SL: Unless you have the time, knowledge, or a fearless horticulturist friend who loves pruning, do not plant a Wisteria vine. If left alone, Wisteria can become a rampant tree-swallowing mass of foliage that rarely blooms. In order to bring out the best in a Wisteria, they require formative training when the vine is young and rigorous pruning once it is mature. The most important technique in getting Wisteria to bloom is to reduce the current year's growth to the lowest 5-7 buds in late summer. This may be a daunting task for a novice gardener to perform on an 8 foot tall step ladder!
JP: Gardeners definitely plant way too much periwinkle (Vinca major & V. minor) and English ivy (Hedera helix).
Are there tips for restricting them to a certain space or shape?
JP: Restricting vines to a certain space or shape is possible but it can be time consuming. During the growing season, some vines can put on multiple feet of growth in a short time, so being vigilant and consistent in your training regime is important. It is easier to properly train a vine while it is young and pliable and within reach. It can be very difficult to untangle mature specimens and then begin to train it to the shape you want. Look to remove stems heading in the wrong directions, guide stems in the direction you want them to grow, and don't hesitate to make some drastic but strategic pruning cuts. Also consider your annual pruning routine as some types of vines like wisteria and clematis can be particular to pruning methods in order to flower properly. Use wire, ties, or clips to hold stems to the structure or train them in the preferred directions. If your vine has already become too overgrown, for most vines, I would not think twice about completely rejuvenating the plant by cutting all the stems down to soil level and starting again.

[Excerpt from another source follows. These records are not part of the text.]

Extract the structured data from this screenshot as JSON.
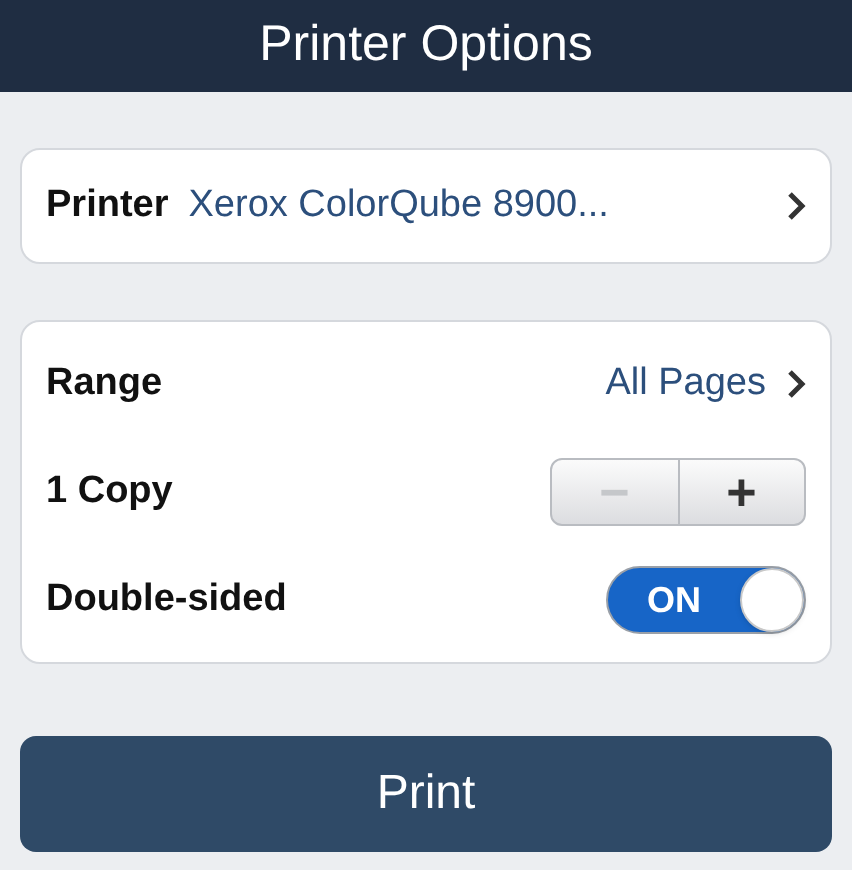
{
  "title": "Printer Options",
  "printer": {
    "label": "Printer",
    "value": "Xerox ColorQube 8900..."
  },
  "options": [
    {
      "kind": "link",
      "label": "Range",
      "value": "All Pages"
    },
    {
      "kind": "stepper",
      "label": "1 Copy",
      "buttons": [
        {
          "symbol": "−",
          "disabled": true
        },
        {
          "symbol": "+",
          "disabled": false
        }
      ]
    },
    {
      "kind": "toggle",
      "label": "Double-sided",
      "on": true,
      "text": "ON"
    }
  ],
  "print_button": "Print"
}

What should I do if one section of my plant looks to be dying or troubled?
JP: If portions of your vine don't look as good as others, it could be due to many factors. Assess the symptoms that you are seeing, do some research, and make decisions about whether something can be done to correct the issue. Scratch the surface of the dying stems to see if they are green inside. Because vines generally grow quite vigorously, I wouldn't hesitate to remove troubled or dying portions of your vine. This will hopefully encourage new growth that will fill the void quickly.
What's your favourite climber and why?

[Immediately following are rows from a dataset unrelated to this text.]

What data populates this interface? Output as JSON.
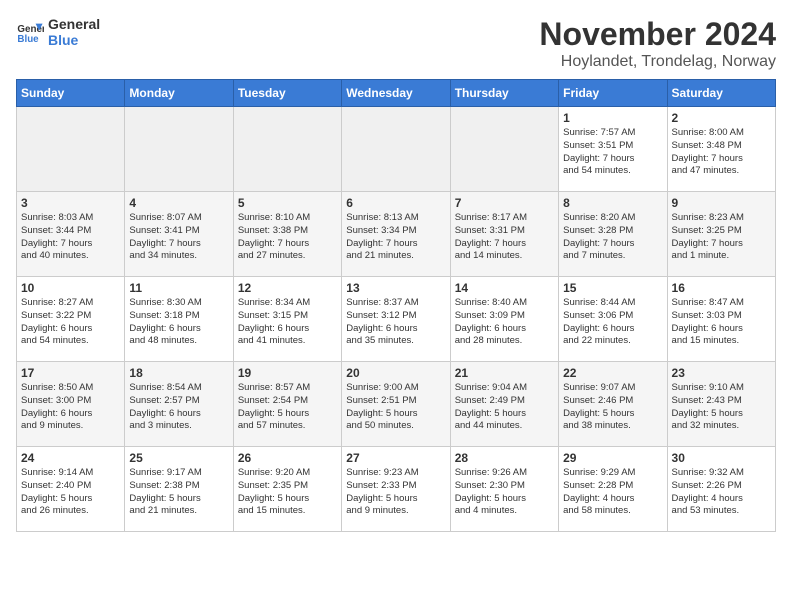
{
  "header": {
    "logo_line1": "General",
    "logo_line2": "Blue",
    "title": "November 2024",
    "subtitle": "Hoylandet, Trondelag, Norway"
  },
  "calendar": {
    "days_of_week": [
      "Sunday",
      "Monday",
      "Tuesday",
      "Wednesday",
      "Thursday",
      "Friday",
      "Saturday"
    ],
    "weeks": [
      [
        {
          "day": "",
          "content": ""
        },
        {
          "day": "",
          "content": ""
        },
        {
          "day": "",
          "content": ""
        },
        {
          "day": "",
          "content": ""
        },
        {
          "day": "",
          "content": ""
        },
        {
          "day": "1",
          "content": "Sunrise: 7:57 AM\nSunset: 3:51 PM\nDaylight: 7 hours\nand 54 minutes."
        },
        {
          "day": "2",
          "content": "Sunrise: 8:00 AM\nSunset: 3:48 PM\nDaylight: 7 hours\nand 47 minutes."
        }
      ],
      [
        {
          "day": "3",
          "content": "Sunrise: 8:03 AM\nSunset: 3:44 PM\nDaylight: 7 hours\nand 40 minutes."
        },
        {
          "day": "4",
          "content": "Sunrise: 8:07 AM\nSunset: 3:41 PM\nDaylight: 7 hours\nand 34 minutes."
        },
        {
          "day": "5",
          "content": "Sunrise: 8:10 AM\nSunset: 3:38 PM\nDaylight: 7 hours\nand 27 minutes."
        },
        {
          "day": "6",
          "content": "Sunrise: 8:13 AM\nSunset: 3:34 PM\nDaylight: 7 hours\nand 21 minutes."
        },
        {
          "day": "7",
          "content": "Sunrise: 8:17 AM\nSunset: 3:31 PM\nDaylight: 7 hours\nand 14 minutes."
        },
        {
          "day": "8",
          "content": "Sunrise: 8:20 AM\nSunset: 3:28 PM\nDaylight: 7 hours\nand 7 minutes."
        },
        {
          "day": "9",
          "content": "Sunrise: 8:23 AM\nSunset: 3:25 PM\nDaylight: 7 hours\nand 1 minute."
        }
      ],
      [
        {
          "day": "10",
          "content": "Sunrise: 8:27 AM\nSunset: 3:22 PM\nDaylight: 6 hours\nand 54 minutes."
        },
        {
          "day": "11",
          "content": "Sunrise: 8:30 AM\nSunset: 3:18 PM\nDaylight: 6 hours\nand 48 minutes."
        },
        {
          "day": "12",
          "content": "Sunrise: 8:34 AM\nSunset: 3:15 PM\nDaylight: 6 hours\nand 41 minutes."
        },
        {
          "day": "13",
          "content": "Sunrise: 8:37 AM\nSunset: 3:12 PM\nDaylight: 6 hours\nand 35 minutes."
        },
        {
          "day": "14",
          "content": "Sunrise: 8:40 AM\nSunset: 3:09 PM\nDaylight: 6 hours\nand 28 minutes."
        },
        {
          "day": "15",
          "content": "Sunrise: 8:44 AM\nSunset: 3:06 PM\nDaylight: 6 hours\nand 22 minutes."
        },
        {
          "day": "16",
          "content": "Sunrise: 8:47 AM\nSunset: 3:03 PM\nDaylight: 6 hours\nand 15 minutes."
        }
      ],
      [
        {
          "day": "17",
          "content": "Sunrise: 8:50 AM\nSunset: 3:00 PM\nDaylight: 6 hours\nand 9 minutes."
        },
        {
          "day": "18",
          "content": "Sunrise: 8:54 AM\nSunset: 2:57 PM\nDaylight: 6 hours\nand 3 minutes."
        },
        {
          "day": "19",
          "content": "Sunrise: 8:57 AM\nSunset: 2:54 PM\nDaylight: 5 hours\nand 57 minutes."
        },
        {
          "day": "20",
          "content": "Sunrise: 9:00 AM\nSunset: 2:51 PM\nDaylight: 5 hours\nand 50 minutes."
        },
        {
          "day": "21",
          "content": "Sunrise: 9:04 AM\nSunset: 2:49 PM\nDaylight: 5 hours\nand 44 minutes."
        },
        {
          "day": "22",
          "content": "Sunrise: 9:07 AM\nSunset: 2:46 PM\nDaylight: 5 hours\nand 38 minutes."
        },
        {
          "day": "23",
          "content": "Sunrise: 9:10 AM\nSunset: 2:43 PM\nDaylight: 5 hours\nand 32 minutes."
        }
      ],
      [
        {
          "day": "24",
          "content": "Sunrise: 9:14 AM\nSunset: 2:40 PM\nDaylight: 5 hours\nand 26 minutes."
        },
        {
          "day": "25",
          "content": "Sunrise: 9:17 AM\nSunset: 2:38 PM\nDaylight: 5 hours\nand 21 minutes."
        },
        {
          "day": "26",
          "content": "Sunrise: 9:20 AM\nSunset: 2:35 PM\nDaylight: 5 hours\nand 15 minutes."
        },
        {
          "day": "27",
          "content": "Sunrise: 9:23 AM\nSunset: 2:33 PM\nDaylight: 5 hours\nand 9 minutes."
        },
        {
          "day": "28",
          "content": "Sunrise: 9:26 AM\nSunset: 2:30 PM\nDaylight: 5 hours\nand 4 minutes."
        },
        {
          "day": "29",
          "content": "Sunrise: 9:29 AM\nSunset: 2:28 PM\nDaylight: 4 hours\nand 58 minutes."
        },
        {
          "day": "30",
          "content": "Sunrise: 9:32 AM\nSunset: 2:26 PM\nDaylight: 4 hours\nand 53 minutes."
        }
      ]
    ]
  }
}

SL: It's hard to pick one, but my favourite climbing plant for full sun at this time is sweet pea (Lathyrus odoratus). I love their delicate colours, ease of culture and unmistakable scent, which evokes memories of my mother's garden. Come to think of it, I think sweet peas were the gateway plant that got me hooked on gardening! If you have a shady spot or a north facing wall, my preference is the Japanese hydrangea vine (Schizophragma hydrangeoides). This species is very similar to the climbing hydrangea however, their showy sterile florets around the flower clusters have only one large sepal as opposed to four. This species is hardy to Zone 6 and sometimes down to Zone 5 in a protected spot. The dark blue green leaves with a silvery cast and masses of white flowers produced in midsummer merit close observation. Ask me again in a few weeks and the answer may be different; there are so many climbing plant species with different uses, it is hard to pick a favourite.
JP: It can depend on the day as to which vine I appreciate the most. One day it could be the Dutchman's pipe (Aristolochia tomentosa), an easy-to-grow twining species with unique flowers and a larval host plant for the pipevine swallowtail butterfly. The next day, it could be the silver tinted foliage and exquisite hydrangea-like flowers of the Japanese hydrangea vine (Schizophragma hydrangeoides). Most recently, I fell in love with a clematis with the cultivar name 'My Angel'. This clematis features masses of reddish-brown flower buds, opening to yellow on the inside, and followed by masses of silky seed heads. Ultimately, since I am a big fan of craft beer, I would have to say that hops (Humulus lupulus) is my favourite vine. Not only do they produce a delicious ingredient in the beer I consume, hops are amazing in that they grow quickly and look attractive when trained to grow vertically in the hopyard.